Soup? In the summer? Have I lost my mind? Eating hot soup on hot days is most likely a mistake. Eating hot soup in a chilly air-conditioned office space on a hot day may not be so bad.
I kept this savory Moroccan soup recipe on the back burner soley because it calls for a zucchini, and buying one of those during winter soup season seemed silly.
Still, I questioned the wisdom of soup in the summer until I found a full on Soup for Summer column in the latest edition of Bon Appetit. I trust they know what they are talking about, so soup in the summer it is.
This soup recipe earns bonus points for being chock-full of both chewy pearls of Israeli couscous (that I love) and vegetables (that I don’t love but should eat more of).
This soup gets one strike for the raisins. Yes, raisins. The dried fruit that more often than not elicits a response of “ewww” when baked in seemingly appropriate items like oatmeal cookies are now in a savory soup. To my surprise, they were not that all that bad.
However, and this is a big however, by the time I ate the leftover soup the next day, the raisins had sopped up so much liquid that they were practically reincarnated as grapes.
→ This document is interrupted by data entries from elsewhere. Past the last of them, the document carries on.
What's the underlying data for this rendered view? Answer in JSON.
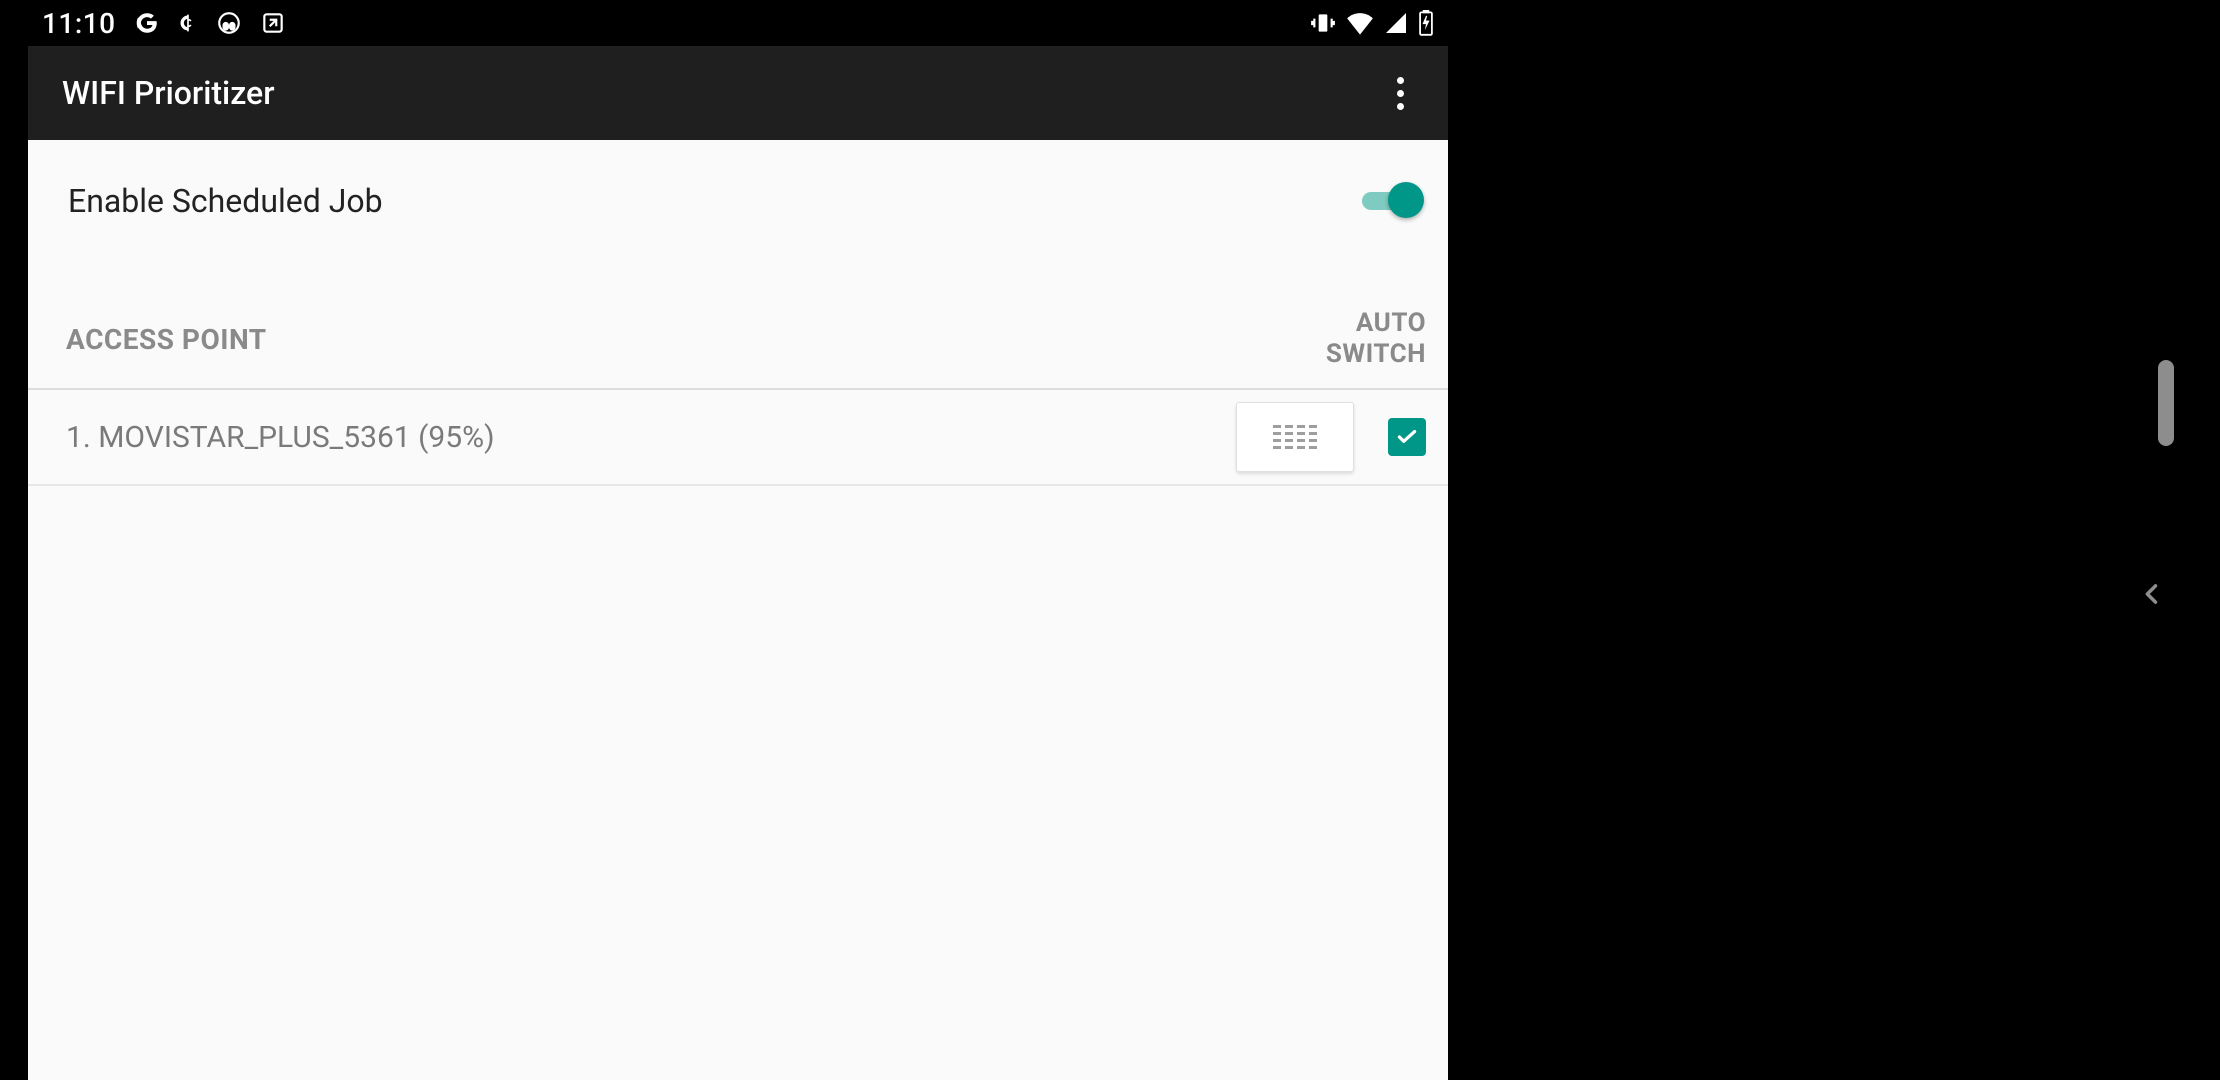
{
  "statusbar": {
    "time": "11:10",
    "icons_left": [
      "google",
      "cents",
      "headphones",
      "square-arrow"
    ],
    "icons_right": [
      "vibrate",
      "wifi",
      "cell",
      "battery-charging"
    ]
  },
  "appbar": {
    "title": "WIFI Prioritizer"
  },
  "settings": {
    "enable_scheduled_job_label": "Enable Scheduled Job",
    "enable_scheduled_job_on": true
  },
  "list": {
    "header_access_point": "ACCESS POINT",
    "header_auto_switch_line1": "AUTO",
    "header_auto_switch_line2": "SWITCH",
    "items": [
      {
        "index": 1,
        "display": "1. MOVISTAR_PLUS_5361 (95%)",
        "ssid": "MOVISTAR_PLUS_5361",
        "signal_percent": 95,
        "auto_switch": true
      }
    ]
  },
  "colors": {
    "accent": "#009688",
    "appbar": "#1f1f1f",
    "bg": "#fafafa"
  }
}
If raisins in cookies are not a popular idea, you can only imagine how well grapes in soup go over. Unless you really like raisins and are going to eat this soup the same day, you might just want to skip them. Enjoy!
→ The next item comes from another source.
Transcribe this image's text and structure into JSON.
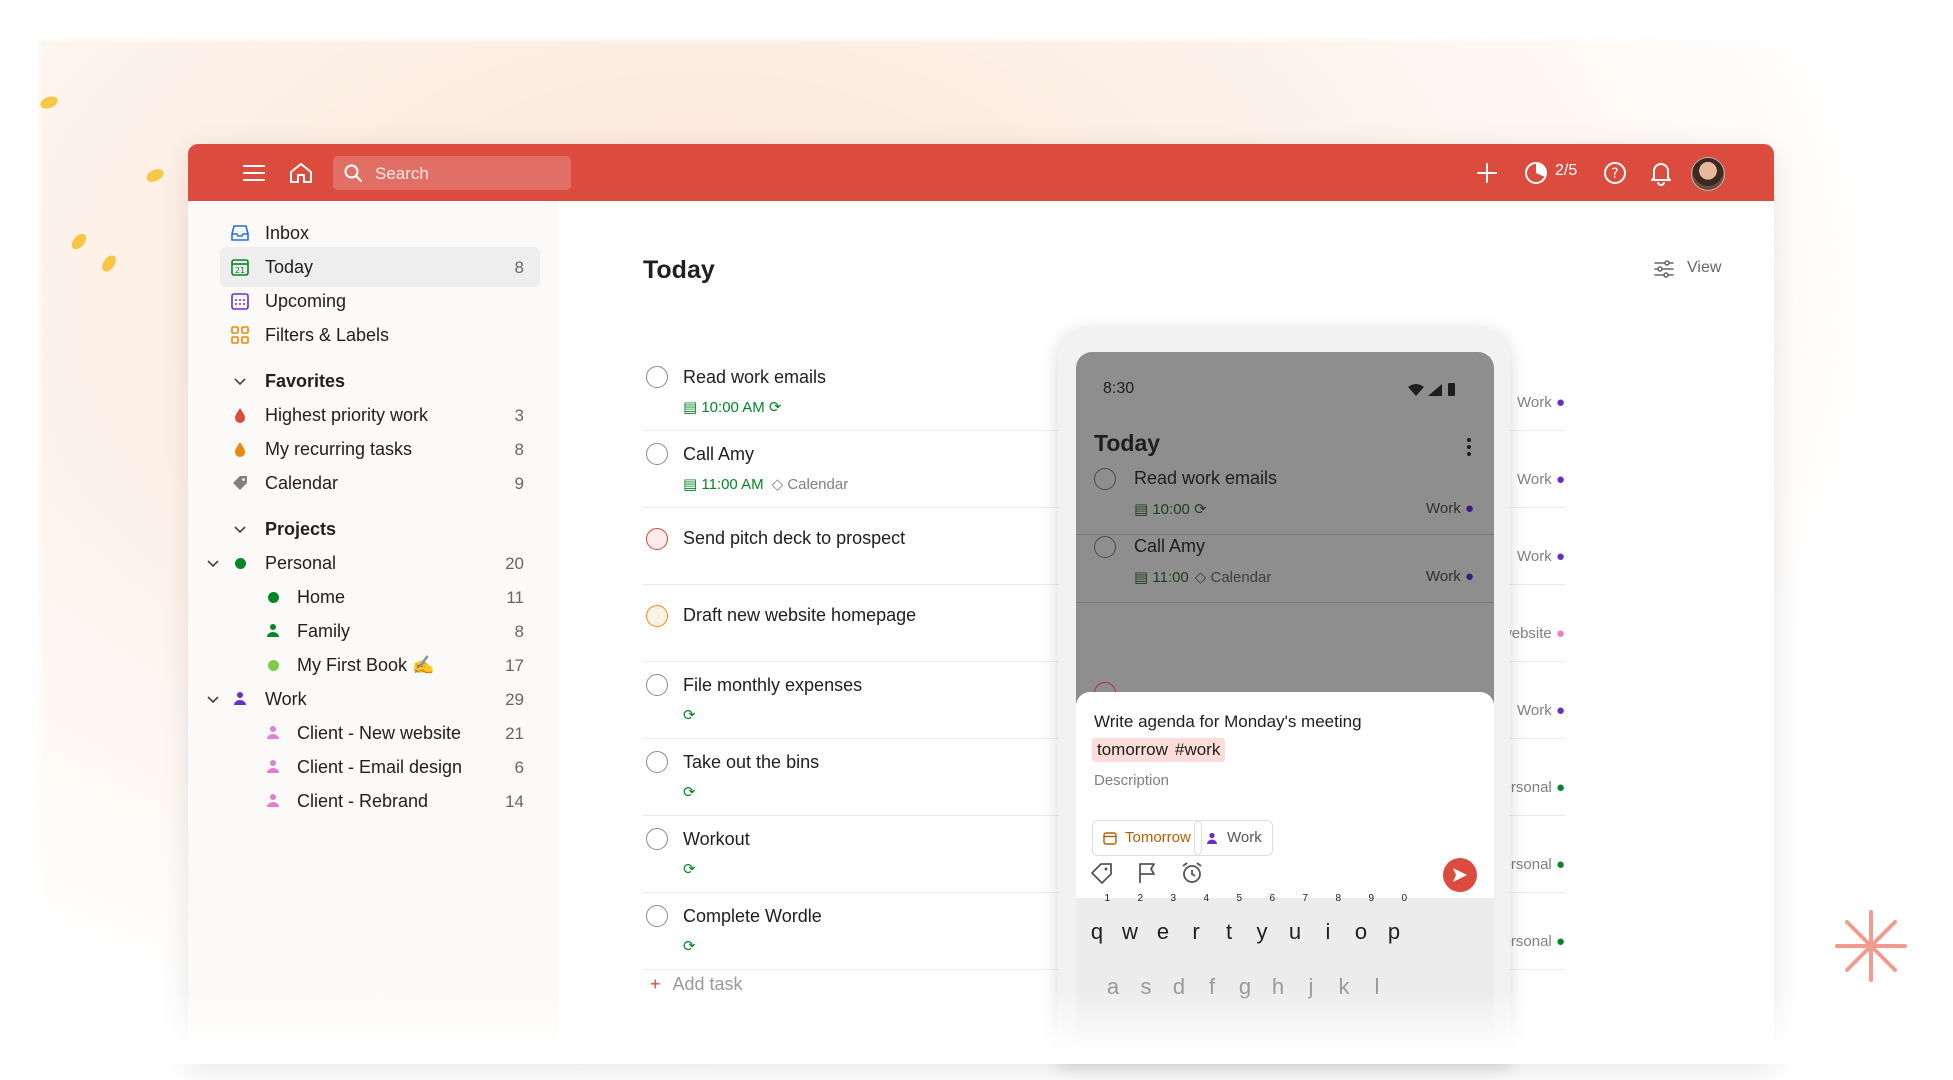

Savory Moroccan Soup
Yield 4 servings
3 cups chicken or vegetable stock
1, 14.5 ounce can diced tomatoes
1 small zucchini or summer squash, sliced into half circles
6 artichoke hearts, cut in half
1/2 cup chickpeas, rinsed and drained
1/2 cup Israeli couscous
1/4 cup raisins
1/4 cup fresh parsley, chopped
1/4 teaspoon cinnamon
1/4 teaspoon cayenne pepper
1/2 teaspoon dried basil
1/2 teaspoon dried oregano
salt and pepper, to taste
- Bring the stock plus 1 cup of water to a boil in a large pot over high heat.
- Reduce the heat, add all of the remaining ingredients, and simmer until the couscous is cooked, about seven minutes.
- Season with salt and pepper to taste before serving.